“Nutrition is key,” Standley said, recommending feed that is 16 percent to 18 percent protein for optimum production.
Those interested in raising their flock from chicks might want to wait until the end of winter or early spring to get started, said Sandra Johnson of Corinth.
Raised in the city, Johnson learned that chicks need a lot of care. She and her children did their research before they raised a flock for a school project.
“It’s a good experience, but they need to be kept warm and you need to clean the brooder at least once, sometimes twice, a day,” Johnson said.
They learned three of their chicks weren’t hens when they started crowing. The first few attempts sounded like something was wrong, Johnson said.
“We woke up and heard this sound — it sounded distressed,” Johnson said. They realized the chicks were trying to crow.
Over the next three days, the crowing improved, but they headed back to the farmer. She had arranged a deal with the farmer who sold her the chicks to bring back any roosters in trade. Sexing chicks can be difficult.
Denton’s new rules don’t permit roosters.
Now that the Johnsons’ hens are grown, they are easy to care for and the family enjoys fresh eggs most of the year. When they have too many, her husband takes them to work and shares with co-workers.
“I don’t feel like selling,” Johnson said.
Hens start laying eggs when they are about five months old and can lay for five years or more. Their first two years of life are the most productive, Standley said.
Some families might want to keep their birds for their natural lives, which can be about 10 years. But other families may be more pragmatic, like farmers, and weigh the cost of feed and the city’s limitations against the number of eggs produced.
When it’s time to cull the flock, they can visit the extension office for advice on how to handle that, Standley said.
The extension office has many publications and pamphlets to help new and experienced chicken owners, he said.
Capt. Scott Fletcher advised residents to call the Denton Animal Shelter to register their chickens with a free permit. The animal control staff will want to know a little about “what the birds look like, so if they get out, we have a way to return them,” Fletcher said.
PEGGY HEINKEL-WOLFE can be reached at 940-566-6881. Her e-mail address is email@example.com .
Thinking about keeping chickens?

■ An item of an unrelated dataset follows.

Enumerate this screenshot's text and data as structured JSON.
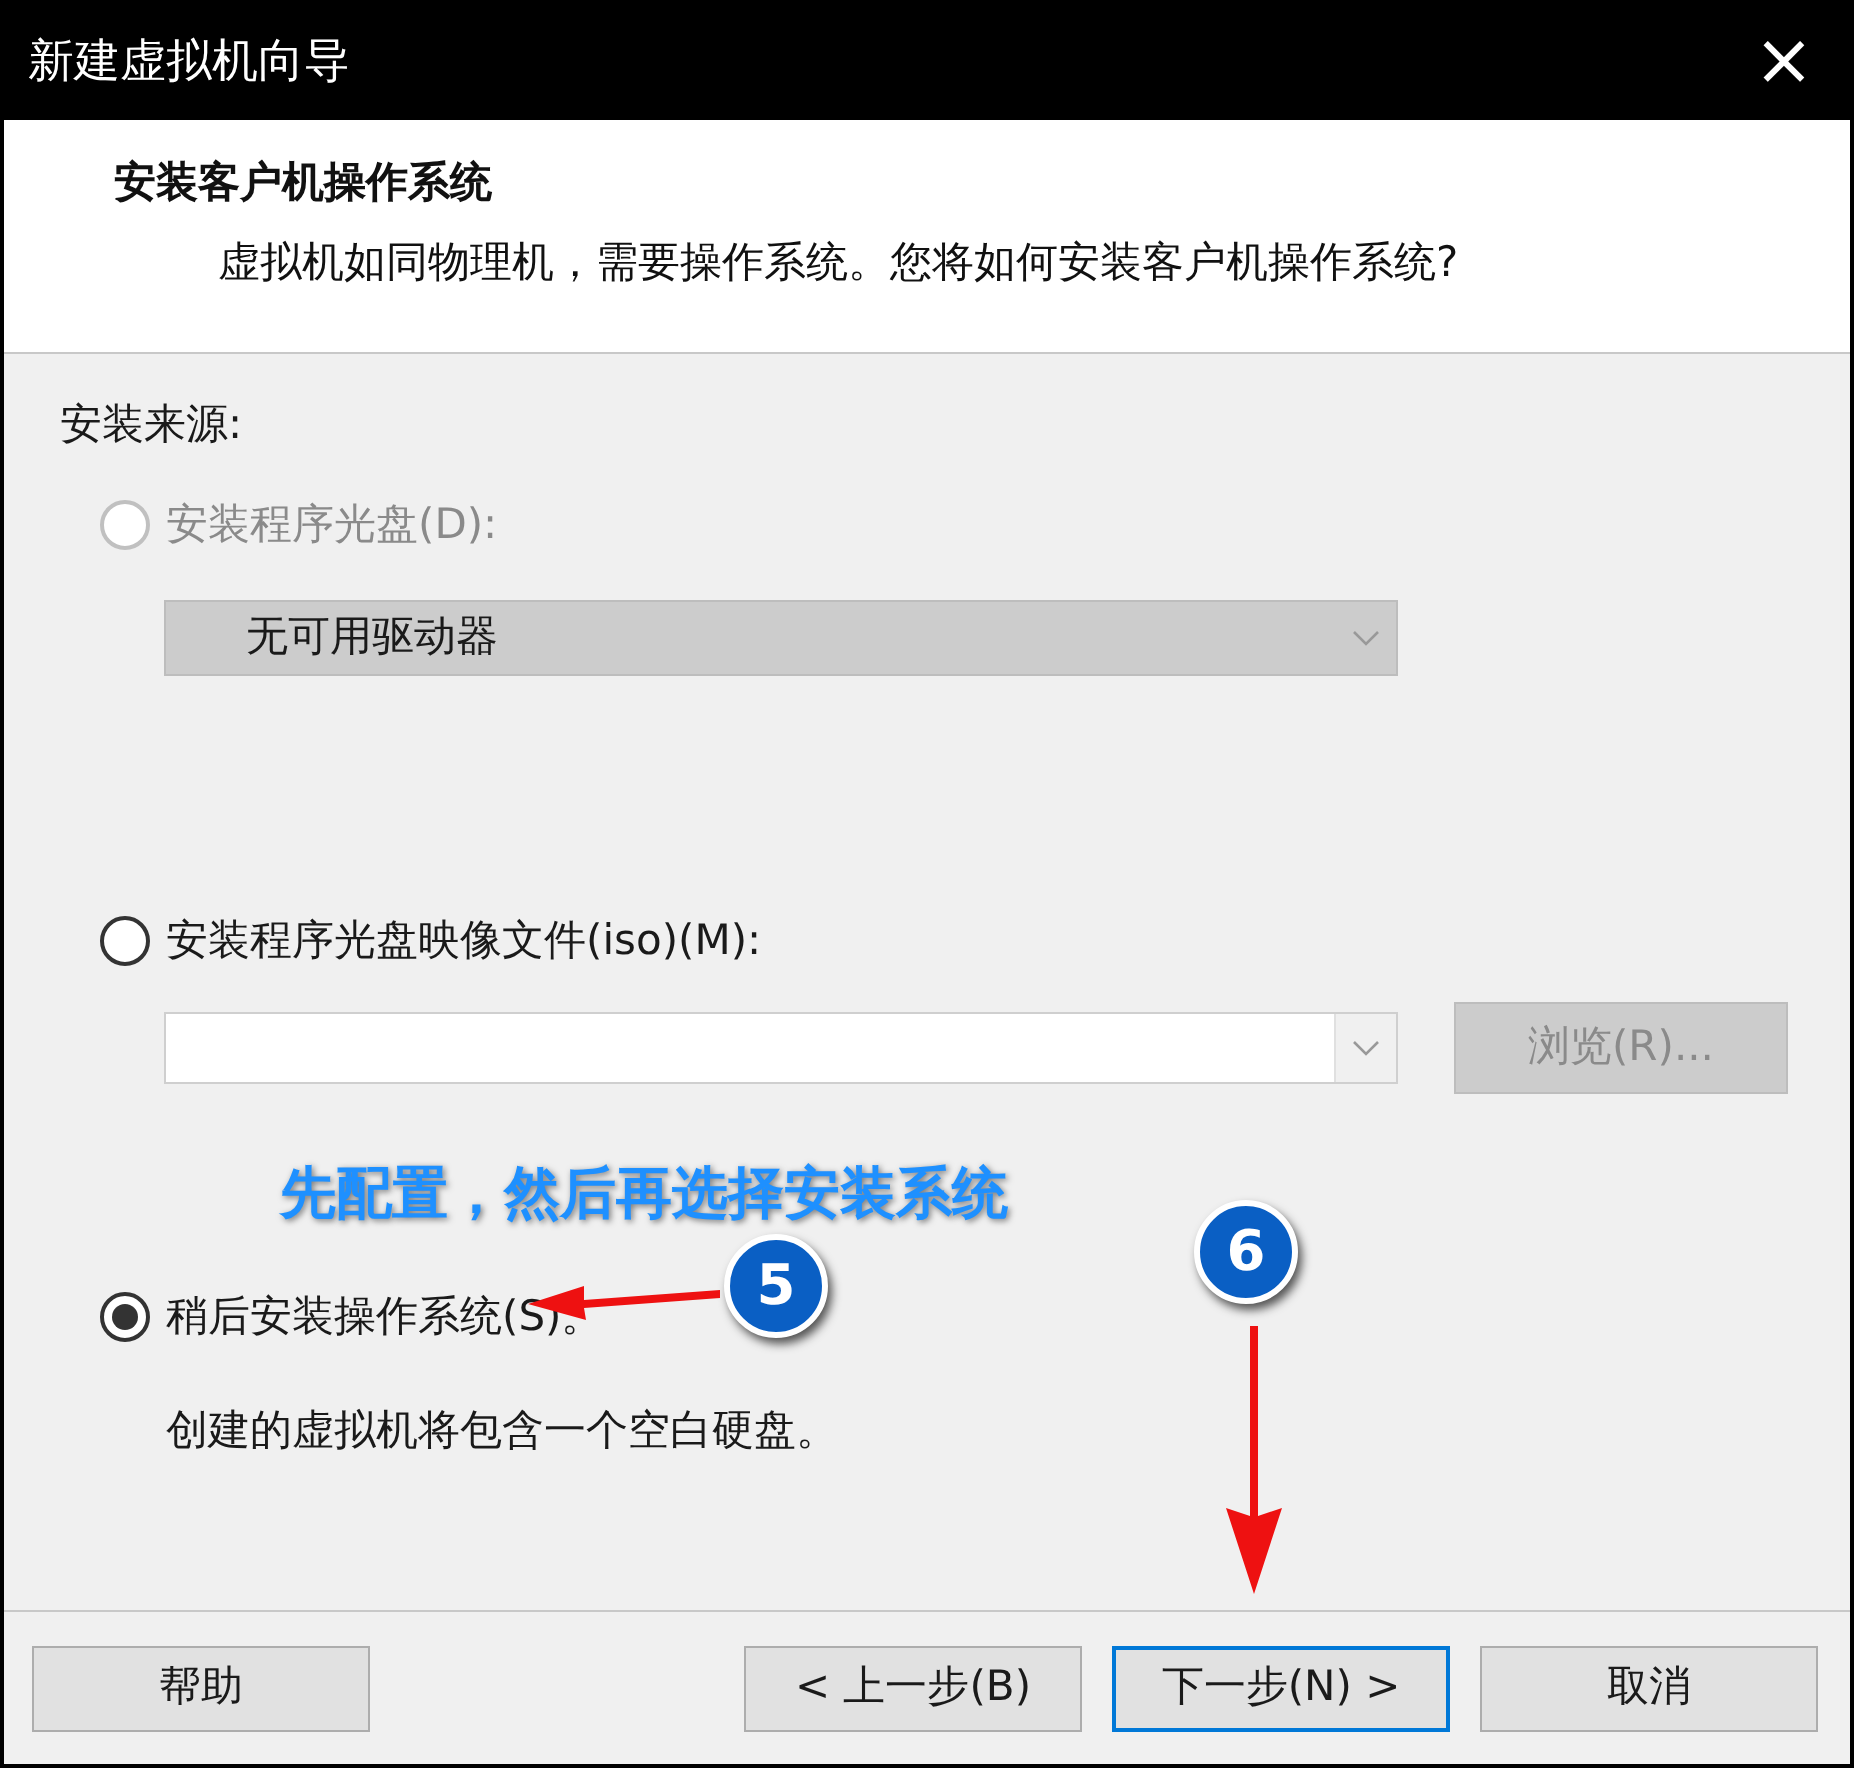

Here are the top 10 things you need to know from Christine Heinrichs, author of How To Raise Chickens (Voyageur Press, 2007) and How to Raise Poultry (Voyageur Press, 2009).
• Are they legal? What are the requirements? Call your local municipal government and ask. They may have a general information number. Try the planning department. If you live in the country, call the county. They will be able to direct you to the ordinances that regulate keeping chickens in your community. (EDITOR’S NOTE: In Denton, call the animal shelter at 940-349-7594 to learn more and register your chickens for free. If your neighborhood has a homeowners association, check its rules, too.)
• Chicks or laying hens? Raising chicks takes several months. Pullets (young hens) start laying at around five or six months of age. Hand-raising makes them pets that will enjoy your company. Laying hens are ready to give you eggs right away but may take longer to warm up to you.
• What kind of chickens? Hybrid hens may lay eggs early and well, but they have no value beyond that. Traditional breeds can be exhibited at shows and make you part of historic preservation. Plus, learning about chicken breeds is fun.
• What will you feed them? Commercial feed is a simple solution and a complete diet, without having to figure out nutritional balance. Fresh greens and grain enliven their lives. Avoid too much junk food. Occasional spaghetti is fine, but don’t let it replace solid nutrition.
• Where will they live? Have a secure coop to protect them from predators. No matter where you live, the raccoons and hawks will find your chickens.
• Make sure they always have fresh water. Chickens won’t drink dirty water.
• Give them a place to run. They need a sandy place to take dirt baths. A chicken tractor is a movable enclosure that keeps them safe but allows you to move them around the yard to take advantage of fresh greens and new bugs.
• What will you do with the droppings? It is valuable fertilizer you can use on the garden and share with gardening friends. Compost it to reduce its concentration.
• Locate the local chicken club. There’s probably one in your area. Experienced chicken keepers can provide invaluable advice and guidance.
• Attend a chicken show. You can see different breeds and meet the breeders. See how kids show their chickens. It’s a great way to get started.